NEW YORK, NY – It seems like a new security threat is born each day; maybe that is because there is. For those who operate WordPress sites, including myself, there is a new threat to consider that is designed to bypass ordinary security measures; a simple back door, you have already left wide-open, by choice.
WordPress Plugins are great additions to any WordPress site as they create all sorts of easy plug-and-play options and make often complicated features simple to install; by allowing you to upload any plugin designed by others who have already created a certain feature. Users can then benefit, in mass numbers, from these developers. Some plugins are free and some really good ones require a fee to install, use and/or update.
These plugins can be event calendars, shopping carts and even certain security features such as WordFence, which has both free and paid options.
In a nutshell, plugins make adding certain features and functions to any WordPress site a breeze. I do not know of any WordPress site without at least a couple of plugins installed. They are probably one of the most powerful functions and add-ons to WordPress allowing you to add near anything to your site.
But what happens when a plugin is installed in your site, and hundreds of thousands of sites use this plugin, which has near limitless access to your site, and then that plugin is sold-off to a new developer? This new developer has instant access to each WordPress site that has the plugin installed.
This is what happened recently and it opens-up an entirely new can of worms when it comes to security of your WordPress site. It’s the equivalent of giving your car to a friend based on trust, and them handing it over to a stranger; there is no telling where your vehicle may wind up. Who would have thought of this happening?

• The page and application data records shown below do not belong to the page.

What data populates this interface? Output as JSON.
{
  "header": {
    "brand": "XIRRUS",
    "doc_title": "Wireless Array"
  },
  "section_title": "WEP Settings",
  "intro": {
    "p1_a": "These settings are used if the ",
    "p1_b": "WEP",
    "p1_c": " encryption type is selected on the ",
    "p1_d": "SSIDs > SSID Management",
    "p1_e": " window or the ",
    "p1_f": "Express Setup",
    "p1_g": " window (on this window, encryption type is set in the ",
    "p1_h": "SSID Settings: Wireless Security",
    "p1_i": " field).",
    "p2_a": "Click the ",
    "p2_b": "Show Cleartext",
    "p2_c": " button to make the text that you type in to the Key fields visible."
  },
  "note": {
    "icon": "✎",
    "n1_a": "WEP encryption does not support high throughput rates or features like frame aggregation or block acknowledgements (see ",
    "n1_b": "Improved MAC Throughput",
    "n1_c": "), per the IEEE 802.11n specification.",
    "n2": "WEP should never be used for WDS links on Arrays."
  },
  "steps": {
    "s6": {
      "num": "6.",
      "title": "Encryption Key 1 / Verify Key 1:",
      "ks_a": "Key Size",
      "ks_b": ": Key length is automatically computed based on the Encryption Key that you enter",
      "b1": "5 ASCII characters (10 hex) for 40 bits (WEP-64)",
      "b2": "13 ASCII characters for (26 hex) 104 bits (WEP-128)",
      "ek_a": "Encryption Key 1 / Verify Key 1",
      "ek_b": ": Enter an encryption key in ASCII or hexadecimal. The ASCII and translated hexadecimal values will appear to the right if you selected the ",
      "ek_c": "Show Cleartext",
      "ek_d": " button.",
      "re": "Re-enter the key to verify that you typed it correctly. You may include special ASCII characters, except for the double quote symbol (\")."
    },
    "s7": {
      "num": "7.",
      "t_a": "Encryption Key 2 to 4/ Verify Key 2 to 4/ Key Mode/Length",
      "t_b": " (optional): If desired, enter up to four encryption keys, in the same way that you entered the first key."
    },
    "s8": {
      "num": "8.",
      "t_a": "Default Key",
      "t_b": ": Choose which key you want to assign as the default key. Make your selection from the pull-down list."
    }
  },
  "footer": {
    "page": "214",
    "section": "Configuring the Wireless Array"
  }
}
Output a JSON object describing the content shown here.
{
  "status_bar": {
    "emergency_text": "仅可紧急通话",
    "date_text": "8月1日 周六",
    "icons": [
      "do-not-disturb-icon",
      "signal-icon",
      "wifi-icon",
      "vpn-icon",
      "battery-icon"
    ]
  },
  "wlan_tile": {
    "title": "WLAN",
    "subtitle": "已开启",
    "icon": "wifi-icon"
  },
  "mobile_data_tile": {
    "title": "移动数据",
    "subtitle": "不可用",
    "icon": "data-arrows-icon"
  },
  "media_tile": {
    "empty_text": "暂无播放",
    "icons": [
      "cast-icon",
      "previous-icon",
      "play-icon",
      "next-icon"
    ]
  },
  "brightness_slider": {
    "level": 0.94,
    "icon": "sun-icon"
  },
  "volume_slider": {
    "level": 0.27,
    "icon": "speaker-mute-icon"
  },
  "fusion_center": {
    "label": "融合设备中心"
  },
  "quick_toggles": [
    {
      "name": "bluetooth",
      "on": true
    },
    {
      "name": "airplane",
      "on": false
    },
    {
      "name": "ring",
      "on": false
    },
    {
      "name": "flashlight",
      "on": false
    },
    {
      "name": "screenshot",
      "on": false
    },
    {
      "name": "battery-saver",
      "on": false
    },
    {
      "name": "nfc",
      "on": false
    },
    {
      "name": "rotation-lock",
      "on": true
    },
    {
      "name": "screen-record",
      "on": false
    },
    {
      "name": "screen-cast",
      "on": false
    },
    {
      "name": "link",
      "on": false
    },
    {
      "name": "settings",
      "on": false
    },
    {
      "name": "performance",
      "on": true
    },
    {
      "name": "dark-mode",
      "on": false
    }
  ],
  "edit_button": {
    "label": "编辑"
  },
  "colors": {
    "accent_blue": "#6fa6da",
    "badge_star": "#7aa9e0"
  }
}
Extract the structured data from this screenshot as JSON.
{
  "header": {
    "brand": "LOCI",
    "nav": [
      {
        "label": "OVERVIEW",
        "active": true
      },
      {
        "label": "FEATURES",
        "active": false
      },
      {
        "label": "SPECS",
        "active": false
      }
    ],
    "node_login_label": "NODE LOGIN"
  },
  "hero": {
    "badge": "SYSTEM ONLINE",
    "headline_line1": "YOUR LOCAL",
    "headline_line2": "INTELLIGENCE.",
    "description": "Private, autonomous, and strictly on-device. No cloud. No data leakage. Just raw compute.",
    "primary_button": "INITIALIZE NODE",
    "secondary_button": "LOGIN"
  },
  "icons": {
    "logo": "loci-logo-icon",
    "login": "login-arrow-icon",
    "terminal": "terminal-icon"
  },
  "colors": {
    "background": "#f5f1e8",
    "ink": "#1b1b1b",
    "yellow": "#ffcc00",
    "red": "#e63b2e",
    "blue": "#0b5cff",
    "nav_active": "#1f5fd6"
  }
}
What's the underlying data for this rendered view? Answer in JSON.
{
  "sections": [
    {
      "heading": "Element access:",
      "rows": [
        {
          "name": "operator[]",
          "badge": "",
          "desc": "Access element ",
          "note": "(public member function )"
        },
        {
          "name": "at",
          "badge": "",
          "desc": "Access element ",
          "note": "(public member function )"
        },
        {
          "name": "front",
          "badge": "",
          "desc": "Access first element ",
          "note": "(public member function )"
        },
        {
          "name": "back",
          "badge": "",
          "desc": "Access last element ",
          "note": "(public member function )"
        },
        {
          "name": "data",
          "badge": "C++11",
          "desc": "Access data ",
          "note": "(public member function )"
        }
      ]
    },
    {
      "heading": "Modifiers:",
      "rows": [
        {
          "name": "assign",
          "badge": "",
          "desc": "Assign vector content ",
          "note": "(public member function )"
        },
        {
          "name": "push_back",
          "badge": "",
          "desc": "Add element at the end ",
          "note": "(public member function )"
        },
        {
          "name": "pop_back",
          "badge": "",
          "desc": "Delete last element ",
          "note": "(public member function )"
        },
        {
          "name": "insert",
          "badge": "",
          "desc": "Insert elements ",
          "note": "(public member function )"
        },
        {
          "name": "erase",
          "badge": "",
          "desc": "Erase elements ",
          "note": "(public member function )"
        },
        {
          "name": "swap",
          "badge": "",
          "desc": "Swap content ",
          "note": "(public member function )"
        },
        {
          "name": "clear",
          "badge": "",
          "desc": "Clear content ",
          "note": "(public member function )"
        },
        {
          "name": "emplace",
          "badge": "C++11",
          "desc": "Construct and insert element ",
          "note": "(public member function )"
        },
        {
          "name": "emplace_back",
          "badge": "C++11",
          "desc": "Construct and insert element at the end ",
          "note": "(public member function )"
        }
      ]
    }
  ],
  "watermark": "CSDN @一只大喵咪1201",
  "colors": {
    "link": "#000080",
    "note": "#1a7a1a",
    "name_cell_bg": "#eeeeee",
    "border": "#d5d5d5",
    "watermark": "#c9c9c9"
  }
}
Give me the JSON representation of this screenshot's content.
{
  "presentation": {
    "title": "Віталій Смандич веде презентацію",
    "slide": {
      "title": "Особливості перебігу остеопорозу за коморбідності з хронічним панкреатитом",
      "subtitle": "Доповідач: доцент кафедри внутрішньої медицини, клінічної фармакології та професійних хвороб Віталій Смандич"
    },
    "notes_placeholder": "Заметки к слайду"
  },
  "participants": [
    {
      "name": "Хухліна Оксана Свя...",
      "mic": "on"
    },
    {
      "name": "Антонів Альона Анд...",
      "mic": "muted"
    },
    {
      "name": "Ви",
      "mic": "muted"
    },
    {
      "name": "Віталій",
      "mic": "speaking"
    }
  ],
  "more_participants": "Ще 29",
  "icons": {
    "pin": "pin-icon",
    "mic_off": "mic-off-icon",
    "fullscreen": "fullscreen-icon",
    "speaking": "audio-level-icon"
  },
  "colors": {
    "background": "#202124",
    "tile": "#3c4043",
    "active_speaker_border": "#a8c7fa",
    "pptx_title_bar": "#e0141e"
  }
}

If you are interested in reading about it, a popular plugin called the Display Widget, with over 200,000 installs, changed ownership and the new authors added backdoor code to it on June 30th. This code allowed them to bypass site authentication and publish spam to thousands of websites. The spam was hidden from the site admin and any logged-in user.
Words of Wisdom: If you run a WordPress site, be ready for anything.
This is just another one of those risks you take when you operate a widely used software suite; vulnerabilities are a hot-commodity in the hacker-space, and once a vulnerability is found, it has the ability to affect a large number of people – quickly, until it is discovered, patched, or otherwise resolved.
Here are some additional worth-while suggestions while we’re at it:
- Don’t install a plugin unless you really need it.
- Delete and/or remove any plugins you no longer use.
- Always immediately update any plugins that release updates.